NATO ships participate in Baltops 2015 / Flickr / usnavy / CC BY 2.0

In a bid to take control over the EU borders and stop the flow of migrants reaching Europe, Germany and Turkey have asked NATO for help on the Syrian border and in the Aegean Sea.

The request comes from Turkish Prime Minister Ahmet Davutoglu and German Chancellor Angela Merkel, who visited Turkey on February 8.

The migration flow is expected to increase even further as the Syrian regime has gained ground and is heading towards Aleppo, the capital of the Syrian opposition, with support from the Russian air force. Tens of thousands of Syrians have fled towards the Turkish border, increasing the humanitarian crisis.

Angela Merkel, who is under heavy pressure at home, is worried that many more refugees will come to Europe and later on end up in Germany.

Nizip refugee camp in Turkey near Syrian border in September 2015 / tvnewsroom.consilium.europa.eu/

Nizip refugee camp in Turkey near Syrian border in September 2015

Commission welcomes any support

But not all EU country members are in favour of NATO’s involvement. Greece, which has been heavily criticised for not being able to control its border with Turkey, has raised concerns.

The European Commission said during a press conference in Brussels that it’s up to NATO to decide if and how to give support. But at the same time the EU executive welcomed the Turkish-German initiative.

“Of course it is for NATO to take a decision on their opportunities and modalities of an eventual involvement. As far as we are concerned, the Commission, we welcome all discussion regarding potential measures which could contribute to addressing the refugee crisis, save lives at sea and improve the management of migratory flows and borders,” said the EU Commission spokesperson, Margaritis Schinas.

Turkey not delivering

Turkey, which has so far taken on 2,7 million refugees, at the same time is not delivering on its deal with the EU struck in October last year.

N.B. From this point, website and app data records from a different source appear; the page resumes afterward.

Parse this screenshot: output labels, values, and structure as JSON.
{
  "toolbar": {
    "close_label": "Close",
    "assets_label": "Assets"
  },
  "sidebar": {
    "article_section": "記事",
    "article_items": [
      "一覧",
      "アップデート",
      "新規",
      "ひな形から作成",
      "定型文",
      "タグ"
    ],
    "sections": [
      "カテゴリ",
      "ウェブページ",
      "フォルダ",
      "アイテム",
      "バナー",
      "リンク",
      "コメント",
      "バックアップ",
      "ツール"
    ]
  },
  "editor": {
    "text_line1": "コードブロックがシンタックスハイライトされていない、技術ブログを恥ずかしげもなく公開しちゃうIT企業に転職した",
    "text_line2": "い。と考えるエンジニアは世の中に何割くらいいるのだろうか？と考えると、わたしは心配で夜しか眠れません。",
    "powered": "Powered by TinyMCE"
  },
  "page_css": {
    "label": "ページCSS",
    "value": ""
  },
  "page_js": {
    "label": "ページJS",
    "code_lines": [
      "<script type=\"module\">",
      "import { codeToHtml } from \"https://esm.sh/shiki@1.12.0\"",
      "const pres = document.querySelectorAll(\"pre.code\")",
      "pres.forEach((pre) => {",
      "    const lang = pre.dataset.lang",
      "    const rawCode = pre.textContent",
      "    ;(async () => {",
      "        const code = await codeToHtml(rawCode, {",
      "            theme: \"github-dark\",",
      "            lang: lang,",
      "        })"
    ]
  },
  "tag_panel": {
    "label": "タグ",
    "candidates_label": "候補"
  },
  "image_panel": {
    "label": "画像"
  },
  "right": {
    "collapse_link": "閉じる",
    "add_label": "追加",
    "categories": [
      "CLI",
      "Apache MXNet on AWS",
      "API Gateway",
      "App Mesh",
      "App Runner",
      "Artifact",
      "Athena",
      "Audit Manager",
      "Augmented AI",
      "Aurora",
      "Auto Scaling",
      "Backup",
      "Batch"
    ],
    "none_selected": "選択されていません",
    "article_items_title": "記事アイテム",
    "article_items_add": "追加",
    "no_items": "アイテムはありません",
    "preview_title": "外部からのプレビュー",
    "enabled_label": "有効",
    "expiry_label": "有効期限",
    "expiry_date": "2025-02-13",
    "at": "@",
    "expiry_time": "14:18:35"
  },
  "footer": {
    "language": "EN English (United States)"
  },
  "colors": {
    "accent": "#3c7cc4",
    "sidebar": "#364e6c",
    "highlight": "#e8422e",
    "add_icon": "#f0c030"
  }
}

In exchange of a financial help of 3 billion euros, renewed talks on EU membership and visa liberalisations, the Turkish government promised to stop the migration flow towards Europe.

But recent statements from European Commission representatives, like Vice-president Frans Timmermans, and last figures produced by the International Organisation for Migration (IOM), showed that Ankara is not delivering since around 2,000 refugees are entering Greece each day coming from Turkey.

According to the IOM, more than 70,000 migrants have reached Greece up until February 7. Last year less than 4,000 arrived in the first two months.

Yesterday AFP also reported that 24 migrants, including 11 children, drowned trying to make it to the Greek island of Lesbos.

Commissioner Vytenis Andriukaitis observing arrival of new refugees on the beach of Skala Sikamineas village in Greece in November 2015 / ec.europa.eu

Commissioner Andriukaitis observing arrival of new refugees in Greece

Tensions between EU and Turkey

A leaked paper from a meeting in November between Turkish President Erdoğan, EU Council President Donald Tusk, and Commission President Jean-Claude Juncker showed that Turkey wants more from Europe in order to stop the migration flow.

Erdoğan reportedly called the 3 billion euros an insult and he threatened to open the borders to thousands of refugees to Greece and Bulgaria.

Recep Tayyip Erdoğan meeting Timmermans and Hahn in Istanbul on October 15, 2015 / ec.europa.eu

Erdoğan meeting Timmermans and Hahn in Istanbul in October 2015

The Netherlands, currently holding the rotating EU presidency, are working on a plan to resettle refugees directly from Turkey to European countries who are willing to join such a scheme.

Though, so far little progress has been made on a temporary resettlement within the EU. Of the 160,000 to be resettled, less than 500 have been moved to other EU member states.

Angela Merkel is supportive of the Dutch plan to relocate some 200,000 – 300,000 refugees from Turkey to the EU if Turkey stops the migratory flow.

The EU heads of state or government will discuss the refugee crisis next week in Brussels.

  • Author: Andreas Liljeheden, Euranet Plus News Agency
  • Further image credits: (middle 1) Nizip refugee camp in Turkey near Syrian border in September 2015 / tvnewsroom.consilium.europa.eu/ | (middle 2) Commissioner Vytenis Andriukaitis observing arrival of new refugees on the beach of Skala Sikamineas village in Greece in November 2015 / ec.europa.eu | (middle 3) Recep Tayyip Erdoğan meeting Timmermans and Hahn in Istanbul on October 15, 2015 / ec.europa.eu